Content Group: (@contentgroup): Based in Canberra, these guys are sharply focused on bringing content marketing to government. They work with clients at the local, state, and federal level and are seeing huge opportunities there. It sounds as though their business is booming and like they have a very bright future ahead of them.
Jonathan Crossfield (@kimota): Jonathan is a storyteller, writer, content marketer, consultant and trainer. He recently went out on his own as a content marketing consultant and from what I understand has been very successful and earned the respect of many of his colleagues. His appreciation for storytelling is spot on for anyone interested in succeeding at content marketing.
EditorGroup (@EditorGroup): While not a content marketing agency in the traditional sense, the folks at EditorGroup are providing great editorial services like writing, editing, and proofreading. These are the people you want to call when you’ve got to create really big thought leadership pieces or highly technical content that most of the rest of us don’t really get.
King Content (@King_Content): King seems to be the content marketing agency to beat in Australia and possibly even Asia. They’ve got about 45 employees and are growing rapidly. CEO Craig Hodges has built a very successful model with some fantastic clients. King doesn’t appear to have any particular area of focus, however, and is instead aggressively going after every industry vertical you can imagine.
Michael Kirsten (@michaelkirsten): Michael is new on the scene in Sydney, but brings more than a decade of experience with him. He’s currently the global head of content at Kelly Services and has been responsible for producing much of its award winning content. A native of Germany, he’s a leading content marketer in Europe and will no doubt be on in Australia as well.
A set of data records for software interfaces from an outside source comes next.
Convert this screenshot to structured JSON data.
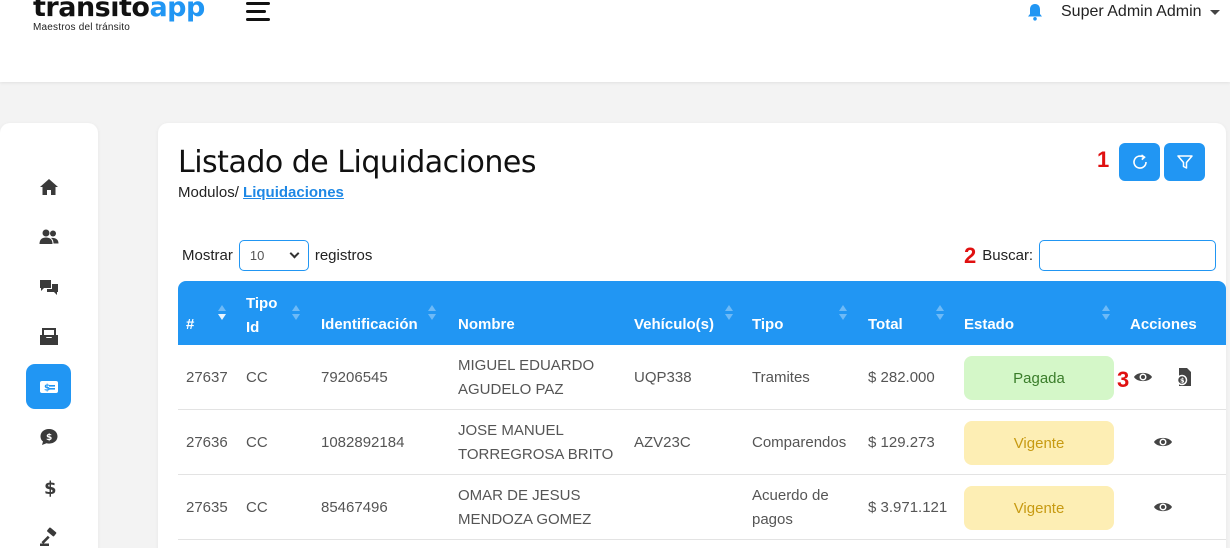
{
  "app": {
    "logo_part1": "transito",
    "logo_part2": "app",
    "logo_subtitle": "Maestros del tránsito",
    "user_name": "Super Admin Admin",
    "colors": {
      "accent": "#2196f3",
      "paid_bg": "#d4f7c8",
      "valid_bg": "#fdeeb4",
      "marker": "#e01010"
    }
  },
  "sidebar": {
    "items": [
      {
        "icon": "home-icon",
        "active": false
      },
      {
        "icon": "users-icon",
        "active": false
      },
      {
        "icon": "chat-icon",
        "active": false
      },
      {
        "icon": "inbox-icon",
        "active": false
      },
      {
        "icon": "billing-icon",
        "active": true
      },
      {
        "icon": "comment-dollar-icon",
        "active": false
      },
      {
        "icon": "dollar-icon",
        "active": false
      },
      {
        "icon": "gavel-icon",
        "active": false
      }
    ]
  },
  "page": {
    "title": "Listado de Liquidaciones",
    "breadcrumb_prefix": "Modulos/ ",
    "breadcrumb_current": "Liquidaciones",
    "markers": [
      "1",
      "2",
      "3"
    ]
  },
  "controls": {
    "show_label": "Mostrar",
    "show_value": "10",
    "records_label": "registros",
    "search_label": "Buscar:",
    "search_value": ""
  },
  "table": {
    "headers": [
      "#",
      "Tipo Id",
      "Identificación",
      "Nombre",
      "Vehículo(s)",
      "Tipo",
      "Total",
      "Estado",
      "Acciones"
    ],
    "rows": [
      {
        "id": "27637",
        "tipo_id": "CC",
        "identificacion": "79206545",
        "nombre_1": "MIGUEL EDUARDO",
        "nombre_2": "AGUDELO PAZ",
        "vehiculo": "UQP338",
        "tipo_1": "Tramites",
        "tipo_2": "",
        "total": "$ 282.000",
        "estado": "Pagada"
      },
      {
        "id": "27636",
        "tipo_id": "CC",
        "identificacion": "1082892184",
        "nombre_1": "JOSE MANUEL",
        "nombre_2": "TORREGROSA BRITO",
        "vehiculo": "AZV23C",
        "tipo_1": "Comparendos",
        "tipo_2": "",
        "total": "$ 129.273",
        "estado": "Vigente"
      },
      {
        "id": "27635",
        "tipo_id": "CC",
        "identificacion": "85467496",
        "nombre_1": "OMAR DE JESUS",
        "nombre_2": "MENDOZA GOMEZ",
        "vehiculo": "",
        "tipo_1": "Acuerdo de",
        "tipo_2": "pagos",
        "total": "$ 3.971.121",
        "estado": "Vigente"
      }
    ]
  }
}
Mahlab Media (@MahlabMedia): A content marketing and custom publishing agency, Mahlab Media produces content and integrated publishing strategies for brands and associations. With a team of nearly 40, it’s a sizeable agency with a history that dates back to 1997 and an equally long and impressive roster of clients.
Sarah Mitchell (@globalcopywrite): If you are in Western Australia, Sarah is someone who you need to know. Based in Fremantle (just outside of Perth), Sarah’s business Global Copywriting provides an array of content creation and content strategy consulting services. She has worked with clients around the world and has deep experience and knowledge in IT.
Todd Wheatland (@ToddWheatland): Up until very recently, Todd was the CMO at Kelley Services and based out of their offices in Paris. He returned home to Australia at the end of last year and just joined King Content (see above) as the head of their strategy practice. Todd is a great speaker (he gave an excellent presentation at CMW) and definitely a thought leader in the space. He’s got an incredible brand and is someone to keep an eye on here.
Again, my list is far from complete and I suspect some of the people and agencies who made it might describe themselves a bitter differently than I have. You can contact them yourself if you want to find out more.
Content marketing is just coming into its own in Australia. As the talent pool deepens and executives become increasingly familiar with how to use content marketing as a tool to attract and retain great customers and drive sales, the appetite for content marketers will only grow. While the Content Marketing Institute has done a fine job of building a community here, I think the Australians really need to take responsibility for that task themselves. If they can continue to learn from each other and others, and take full advantage of the energy and enthusiasm they currently have, it won’t be long until Australia is a content marketing leader.
Think you belong on this list? If so, I’d love to hear from you and find out why.